» Exercise instructions: Lines that contain the string "goals" are the ones to list; copy all of them from the records.

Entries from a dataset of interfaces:
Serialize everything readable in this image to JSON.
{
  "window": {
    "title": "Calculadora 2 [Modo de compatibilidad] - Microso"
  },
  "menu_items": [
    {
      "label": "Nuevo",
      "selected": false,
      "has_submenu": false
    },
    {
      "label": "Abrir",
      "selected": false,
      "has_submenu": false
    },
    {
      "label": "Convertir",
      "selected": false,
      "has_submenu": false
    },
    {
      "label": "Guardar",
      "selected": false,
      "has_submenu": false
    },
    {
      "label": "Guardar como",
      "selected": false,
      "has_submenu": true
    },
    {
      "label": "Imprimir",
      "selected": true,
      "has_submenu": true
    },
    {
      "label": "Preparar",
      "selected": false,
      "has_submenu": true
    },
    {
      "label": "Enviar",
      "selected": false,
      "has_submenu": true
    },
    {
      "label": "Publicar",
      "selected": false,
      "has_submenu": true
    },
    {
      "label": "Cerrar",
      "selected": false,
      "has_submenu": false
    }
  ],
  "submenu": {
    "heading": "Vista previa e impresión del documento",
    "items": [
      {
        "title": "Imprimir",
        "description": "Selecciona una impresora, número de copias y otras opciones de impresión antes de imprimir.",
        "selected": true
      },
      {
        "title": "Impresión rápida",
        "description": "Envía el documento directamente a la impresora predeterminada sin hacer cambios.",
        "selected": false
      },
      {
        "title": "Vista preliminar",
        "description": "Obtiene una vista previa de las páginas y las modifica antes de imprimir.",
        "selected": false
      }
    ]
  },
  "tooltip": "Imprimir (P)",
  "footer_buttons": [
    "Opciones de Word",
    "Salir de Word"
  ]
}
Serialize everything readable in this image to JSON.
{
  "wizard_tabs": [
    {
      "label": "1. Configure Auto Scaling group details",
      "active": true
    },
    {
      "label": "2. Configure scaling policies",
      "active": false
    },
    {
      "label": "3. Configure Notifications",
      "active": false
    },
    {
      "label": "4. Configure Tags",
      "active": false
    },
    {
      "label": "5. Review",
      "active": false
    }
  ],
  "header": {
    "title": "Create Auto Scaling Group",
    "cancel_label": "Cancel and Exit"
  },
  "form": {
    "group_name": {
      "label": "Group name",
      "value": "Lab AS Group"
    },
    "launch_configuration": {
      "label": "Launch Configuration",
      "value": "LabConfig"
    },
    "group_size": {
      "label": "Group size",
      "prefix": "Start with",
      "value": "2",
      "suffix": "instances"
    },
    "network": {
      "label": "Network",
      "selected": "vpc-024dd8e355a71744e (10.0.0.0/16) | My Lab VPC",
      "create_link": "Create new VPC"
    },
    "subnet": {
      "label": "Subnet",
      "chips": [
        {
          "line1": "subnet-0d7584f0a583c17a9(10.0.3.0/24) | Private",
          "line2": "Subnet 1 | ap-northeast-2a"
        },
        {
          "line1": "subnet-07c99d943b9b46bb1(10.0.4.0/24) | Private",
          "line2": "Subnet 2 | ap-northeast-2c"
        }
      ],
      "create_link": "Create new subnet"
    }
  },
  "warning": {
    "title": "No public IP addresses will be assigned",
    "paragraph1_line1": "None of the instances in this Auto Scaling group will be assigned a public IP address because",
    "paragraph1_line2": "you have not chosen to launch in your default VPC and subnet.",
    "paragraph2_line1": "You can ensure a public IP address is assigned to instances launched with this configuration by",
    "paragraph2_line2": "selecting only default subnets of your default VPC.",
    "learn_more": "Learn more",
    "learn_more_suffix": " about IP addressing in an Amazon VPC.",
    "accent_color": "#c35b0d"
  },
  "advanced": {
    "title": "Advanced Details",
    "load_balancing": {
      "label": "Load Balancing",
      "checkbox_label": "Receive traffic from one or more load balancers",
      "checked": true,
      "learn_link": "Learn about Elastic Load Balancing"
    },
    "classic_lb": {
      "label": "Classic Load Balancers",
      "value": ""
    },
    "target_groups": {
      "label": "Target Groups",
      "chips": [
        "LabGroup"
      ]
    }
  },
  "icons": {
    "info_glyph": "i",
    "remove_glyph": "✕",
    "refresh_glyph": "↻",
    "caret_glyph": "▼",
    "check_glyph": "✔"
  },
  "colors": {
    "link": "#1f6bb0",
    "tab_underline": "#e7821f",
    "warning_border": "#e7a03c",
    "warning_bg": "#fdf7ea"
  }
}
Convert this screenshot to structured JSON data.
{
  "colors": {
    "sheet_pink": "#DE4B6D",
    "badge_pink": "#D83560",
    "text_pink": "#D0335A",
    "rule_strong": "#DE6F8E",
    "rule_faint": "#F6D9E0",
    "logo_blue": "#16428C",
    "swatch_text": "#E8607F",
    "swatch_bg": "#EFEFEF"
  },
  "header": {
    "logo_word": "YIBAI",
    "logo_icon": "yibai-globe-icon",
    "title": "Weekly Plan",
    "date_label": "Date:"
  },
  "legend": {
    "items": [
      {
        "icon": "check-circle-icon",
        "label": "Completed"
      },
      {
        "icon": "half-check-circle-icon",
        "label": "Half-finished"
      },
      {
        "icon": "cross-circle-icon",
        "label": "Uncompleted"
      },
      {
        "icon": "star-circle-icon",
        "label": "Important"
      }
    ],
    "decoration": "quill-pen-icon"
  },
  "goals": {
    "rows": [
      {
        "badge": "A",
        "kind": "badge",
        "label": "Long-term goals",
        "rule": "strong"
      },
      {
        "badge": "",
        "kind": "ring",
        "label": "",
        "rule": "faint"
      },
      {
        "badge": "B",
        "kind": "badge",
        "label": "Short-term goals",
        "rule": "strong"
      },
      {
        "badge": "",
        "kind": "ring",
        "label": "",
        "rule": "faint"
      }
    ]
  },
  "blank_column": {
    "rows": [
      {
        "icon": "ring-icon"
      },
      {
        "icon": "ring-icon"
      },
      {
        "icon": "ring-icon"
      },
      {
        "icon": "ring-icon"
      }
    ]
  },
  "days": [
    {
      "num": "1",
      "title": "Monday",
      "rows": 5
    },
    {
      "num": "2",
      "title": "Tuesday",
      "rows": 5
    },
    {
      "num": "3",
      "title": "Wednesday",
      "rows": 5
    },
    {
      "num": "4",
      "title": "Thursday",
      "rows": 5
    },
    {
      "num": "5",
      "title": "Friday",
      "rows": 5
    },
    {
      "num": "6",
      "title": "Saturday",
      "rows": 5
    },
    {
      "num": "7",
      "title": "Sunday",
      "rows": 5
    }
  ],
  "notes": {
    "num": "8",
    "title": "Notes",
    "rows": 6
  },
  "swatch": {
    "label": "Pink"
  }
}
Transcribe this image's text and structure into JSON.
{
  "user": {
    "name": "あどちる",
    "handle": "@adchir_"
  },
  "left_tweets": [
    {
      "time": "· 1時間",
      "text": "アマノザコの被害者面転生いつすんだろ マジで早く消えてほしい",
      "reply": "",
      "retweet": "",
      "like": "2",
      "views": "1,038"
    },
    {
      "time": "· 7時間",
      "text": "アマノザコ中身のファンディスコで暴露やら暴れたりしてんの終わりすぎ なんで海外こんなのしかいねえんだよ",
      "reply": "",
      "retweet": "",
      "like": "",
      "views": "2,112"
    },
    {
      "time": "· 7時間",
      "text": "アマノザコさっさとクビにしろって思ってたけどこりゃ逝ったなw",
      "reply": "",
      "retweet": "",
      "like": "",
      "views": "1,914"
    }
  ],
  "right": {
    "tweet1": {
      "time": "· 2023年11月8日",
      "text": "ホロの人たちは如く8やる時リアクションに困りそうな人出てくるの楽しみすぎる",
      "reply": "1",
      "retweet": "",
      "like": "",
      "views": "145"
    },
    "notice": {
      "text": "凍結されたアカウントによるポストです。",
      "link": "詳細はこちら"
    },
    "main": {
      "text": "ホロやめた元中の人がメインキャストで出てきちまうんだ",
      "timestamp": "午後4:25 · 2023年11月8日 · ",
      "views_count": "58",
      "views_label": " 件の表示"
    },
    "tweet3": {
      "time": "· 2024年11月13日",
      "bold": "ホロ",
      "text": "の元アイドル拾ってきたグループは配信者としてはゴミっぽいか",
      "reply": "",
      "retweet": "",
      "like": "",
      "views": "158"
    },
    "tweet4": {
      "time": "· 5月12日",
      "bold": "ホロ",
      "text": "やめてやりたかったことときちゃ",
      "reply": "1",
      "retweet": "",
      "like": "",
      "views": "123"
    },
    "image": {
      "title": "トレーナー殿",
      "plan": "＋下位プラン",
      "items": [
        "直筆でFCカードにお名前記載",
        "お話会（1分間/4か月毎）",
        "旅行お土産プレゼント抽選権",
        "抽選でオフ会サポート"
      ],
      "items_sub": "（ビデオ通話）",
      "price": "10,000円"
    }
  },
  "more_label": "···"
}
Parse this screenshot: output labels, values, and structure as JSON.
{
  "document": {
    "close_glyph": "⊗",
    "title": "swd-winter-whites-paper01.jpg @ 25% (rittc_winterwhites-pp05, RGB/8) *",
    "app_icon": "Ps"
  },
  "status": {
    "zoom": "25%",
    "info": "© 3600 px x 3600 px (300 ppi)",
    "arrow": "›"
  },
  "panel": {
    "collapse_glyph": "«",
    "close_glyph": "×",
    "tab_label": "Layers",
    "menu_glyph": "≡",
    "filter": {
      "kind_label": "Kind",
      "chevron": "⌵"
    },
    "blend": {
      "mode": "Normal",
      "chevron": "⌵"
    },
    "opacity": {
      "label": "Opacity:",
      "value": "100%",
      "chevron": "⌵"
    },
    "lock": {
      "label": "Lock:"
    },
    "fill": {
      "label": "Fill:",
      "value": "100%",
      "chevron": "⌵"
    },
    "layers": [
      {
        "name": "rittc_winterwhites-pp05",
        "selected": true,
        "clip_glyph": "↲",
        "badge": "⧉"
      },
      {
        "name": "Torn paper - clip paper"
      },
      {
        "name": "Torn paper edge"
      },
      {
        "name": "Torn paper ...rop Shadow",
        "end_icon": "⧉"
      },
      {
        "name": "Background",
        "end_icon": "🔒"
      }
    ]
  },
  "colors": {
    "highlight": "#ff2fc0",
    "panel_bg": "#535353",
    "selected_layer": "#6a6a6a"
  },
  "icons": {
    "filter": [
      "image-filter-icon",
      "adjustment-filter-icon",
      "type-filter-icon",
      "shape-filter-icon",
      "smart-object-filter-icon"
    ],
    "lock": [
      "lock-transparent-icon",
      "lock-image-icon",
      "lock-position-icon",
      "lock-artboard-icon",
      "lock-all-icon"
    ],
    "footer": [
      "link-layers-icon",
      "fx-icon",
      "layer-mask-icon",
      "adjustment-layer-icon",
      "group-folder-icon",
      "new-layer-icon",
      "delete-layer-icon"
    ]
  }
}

» Task result:
  "goals": {
        "label": "Long-term goals",
        "label": "Short-term goals",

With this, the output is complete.